Now please. I understand being upset about Jack dying – he was one of my favorite characters, very likeable, compassionate, strong, intelligent leader. I am definitely a Jater (I wanted Jack and Kate to be together in the end, as opposed to a Skater -Kate and Sawyer being together). Really, I just BAWLED this morning over Jack’s death. Yes, I felt sad that Jin an d Sun died after finally being reunited so happily again. Yes, it is annoying that some questions were unanswered, like what on earth was the black horse all about and why did they sometimes show Jacob as a boy? Where DID the polar bears come from since this was a tropical island? So many other questions never answered. But there’s no use in getting MAD about it. Just get over it!
11. Love the unlovely. Ok, I admit it, I NEVER liked Juliet, Ben, Flocke (Fake Locke, alias the smoke monster), Ethan, or the Others. I always felt that Juliet was deceitful, manipulative and besides, she was always a threat to Jack’s and Kate’s relationship (I am a Jater, remember?). When she was written out of the script, I was glad (although she reappeared in the finale.) It’s hard to agape love some people (even the Juliets), but that is what God has called us to do and to be – for He is love.
12. Yep, this is it! The parallel universe isn’t real. We have to give up our expectations of things needing to be perfect. This is all we have – right now. That is why we need to really live each day the life that God wants us to live, today – valuing what is most important – God and our relationships with others. In an ideal universe, Jin’s and Sun’s baby would not be an orphan, Claire would be emotionally stable, Libby wouldn’t have died and would be marrying Hurley and making him happy, Sayid would be a good man, Jack and Locke would be friends, Sawyer would be an honest, hard working cop, Christian would be a good father, Juliet wouldn’t exist and Sun would look awful without makeup (just kidding), and couples would be happy and in love like Jack and Kate. But this isn’t an ideal world. It’s a sin-sick world, a world where there’s pain, sorrow, violence, injury, even death – one desperately in need of a savior, Jesus. We have to take the lives God has given us, perplexing and difficult as they are at times, and make the most of them. Love others, forgive others, and be thankful for all God has given us each day.
There are so many other lessons from Lost that I don’t have room for here. The show made me laugh, cry, wonder. Each week I looked forward to it, and it is going to be an ache in my heart that I won’t get to see it anymore. I have come to know and love the characters, and watched their decisions, their lives, with fascination. I will greatly miss Lost, but it has made a big impact on me – to look at my own life as one with choices for good or bad, to value my relationships, to help others, to consider and fulfill my ultimate purpose, to love and laugh much in my time here – and to eventually move on, hopefully leaving an indelible mark on the heart of others, as the Lost characters have in my heart.

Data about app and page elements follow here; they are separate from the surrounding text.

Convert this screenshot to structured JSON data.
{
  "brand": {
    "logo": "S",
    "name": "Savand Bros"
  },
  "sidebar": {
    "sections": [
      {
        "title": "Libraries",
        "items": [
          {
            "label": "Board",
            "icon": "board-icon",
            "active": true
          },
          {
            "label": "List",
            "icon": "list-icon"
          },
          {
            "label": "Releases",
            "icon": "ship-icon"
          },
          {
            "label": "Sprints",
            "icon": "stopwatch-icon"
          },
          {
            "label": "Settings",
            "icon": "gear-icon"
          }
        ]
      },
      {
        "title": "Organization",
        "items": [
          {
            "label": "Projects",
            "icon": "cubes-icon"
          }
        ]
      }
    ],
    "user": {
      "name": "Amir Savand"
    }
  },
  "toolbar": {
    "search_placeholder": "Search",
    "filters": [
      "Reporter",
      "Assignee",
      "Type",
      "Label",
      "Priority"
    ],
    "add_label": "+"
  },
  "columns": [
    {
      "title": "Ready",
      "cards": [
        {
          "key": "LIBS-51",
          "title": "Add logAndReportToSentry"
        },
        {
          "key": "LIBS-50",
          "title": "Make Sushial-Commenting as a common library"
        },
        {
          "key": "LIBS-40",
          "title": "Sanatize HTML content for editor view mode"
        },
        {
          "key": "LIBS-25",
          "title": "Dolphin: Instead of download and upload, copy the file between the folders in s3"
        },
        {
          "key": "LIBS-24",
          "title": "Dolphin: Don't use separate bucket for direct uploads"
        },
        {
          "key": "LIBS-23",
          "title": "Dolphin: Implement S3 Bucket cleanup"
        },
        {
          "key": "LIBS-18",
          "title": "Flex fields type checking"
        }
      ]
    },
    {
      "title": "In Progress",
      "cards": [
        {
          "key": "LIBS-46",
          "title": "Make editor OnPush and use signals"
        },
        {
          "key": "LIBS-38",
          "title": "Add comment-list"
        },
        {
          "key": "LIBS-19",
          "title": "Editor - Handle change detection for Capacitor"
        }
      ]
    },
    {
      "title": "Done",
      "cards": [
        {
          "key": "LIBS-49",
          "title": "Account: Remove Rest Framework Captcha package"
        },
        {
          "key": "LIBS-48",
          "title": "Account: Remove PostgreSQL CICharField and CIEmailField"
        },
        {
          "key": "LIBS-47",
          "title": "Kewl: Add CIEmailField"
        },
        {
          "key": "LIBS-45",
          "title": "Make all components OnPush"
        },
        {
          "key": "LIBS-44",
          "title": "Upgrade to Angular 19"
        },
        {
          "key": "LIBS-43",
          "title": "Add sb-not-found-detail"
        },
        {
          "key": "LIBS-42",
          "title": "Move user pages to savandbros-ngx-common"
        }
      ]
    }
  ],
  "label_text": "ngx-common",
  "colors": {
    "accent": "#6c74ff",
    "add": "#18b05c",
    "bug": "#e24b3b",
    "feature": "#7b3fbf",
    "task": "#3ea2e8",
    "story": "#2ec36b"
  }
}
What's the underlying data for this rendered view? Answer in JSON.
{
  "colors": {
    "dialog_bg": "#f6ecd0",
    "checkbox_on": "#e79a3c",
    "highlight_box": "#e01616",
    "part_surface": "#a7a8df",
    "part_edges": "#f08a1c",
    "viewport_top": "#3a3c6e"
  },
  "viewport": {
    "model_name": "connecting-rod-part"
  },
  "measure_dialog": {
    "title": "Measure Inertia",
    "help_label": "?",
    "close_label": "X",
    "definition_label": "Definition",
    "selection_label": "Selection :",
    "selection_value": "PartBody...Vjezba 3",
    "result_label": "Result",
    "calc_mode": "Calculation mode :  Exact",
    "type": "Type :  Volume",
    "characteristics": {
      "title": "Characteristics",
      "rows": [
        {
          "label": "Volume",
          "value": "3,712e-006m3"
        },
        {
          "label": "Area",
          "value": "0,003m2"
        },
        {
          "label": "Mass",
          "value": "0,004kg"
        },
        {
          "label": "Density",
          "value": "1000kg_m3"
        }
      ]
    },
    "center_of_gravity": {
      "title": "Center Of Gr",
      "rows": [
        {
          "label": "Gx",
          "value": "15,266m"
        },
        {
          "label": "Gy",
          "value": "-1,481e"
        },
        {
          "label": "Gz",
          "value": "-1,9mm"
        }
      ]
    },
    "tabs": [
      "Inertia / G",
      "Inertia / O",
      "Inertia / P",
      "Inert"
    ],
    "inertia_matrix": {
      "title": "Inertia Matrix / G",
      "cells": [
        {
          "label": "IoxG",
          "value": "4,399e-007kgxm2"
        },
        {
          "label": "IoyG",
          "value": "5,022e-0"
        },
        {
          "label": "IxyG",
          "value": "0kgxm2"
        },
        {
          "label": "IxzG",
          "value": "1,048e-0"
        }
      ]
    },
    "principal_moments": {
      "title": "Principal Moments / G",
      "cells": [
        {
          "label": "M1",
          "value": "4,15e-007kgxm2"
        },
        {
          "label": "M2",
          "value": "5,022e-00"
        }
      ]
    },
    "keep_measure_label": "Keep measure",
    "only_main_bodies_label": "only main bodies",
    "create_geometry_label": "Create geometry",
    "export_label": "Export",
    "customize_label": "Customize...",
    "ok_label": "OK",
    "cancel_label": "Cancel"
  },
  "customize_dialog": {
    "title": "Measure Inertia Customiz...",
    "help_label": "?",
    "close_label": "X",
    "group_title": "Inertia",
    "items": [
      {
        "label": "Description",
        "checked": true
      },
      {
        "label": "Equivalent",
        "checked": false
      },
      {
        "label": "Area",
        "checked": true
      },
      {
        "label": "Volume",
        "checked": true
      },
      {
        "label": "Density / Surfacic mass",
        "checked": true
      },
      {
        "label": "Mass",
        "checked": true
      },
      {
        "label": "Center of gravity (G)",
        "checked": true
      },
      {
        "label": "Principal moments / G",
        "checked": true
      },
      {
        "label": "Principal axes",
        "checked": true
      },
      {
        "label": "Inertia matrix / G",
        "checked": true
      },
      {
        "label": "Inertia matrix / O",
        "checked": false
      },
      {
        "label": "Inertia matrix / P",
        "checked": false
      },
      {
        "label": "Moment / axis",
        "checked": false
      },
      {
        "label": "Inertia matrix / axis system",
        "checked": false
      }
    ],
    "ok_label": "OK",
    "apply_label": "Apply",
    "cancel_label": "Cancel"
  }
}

To the producers and writers of Lost, thank you so much!
You Tube video of Lost (the ending is abrupt, but love the recap and music):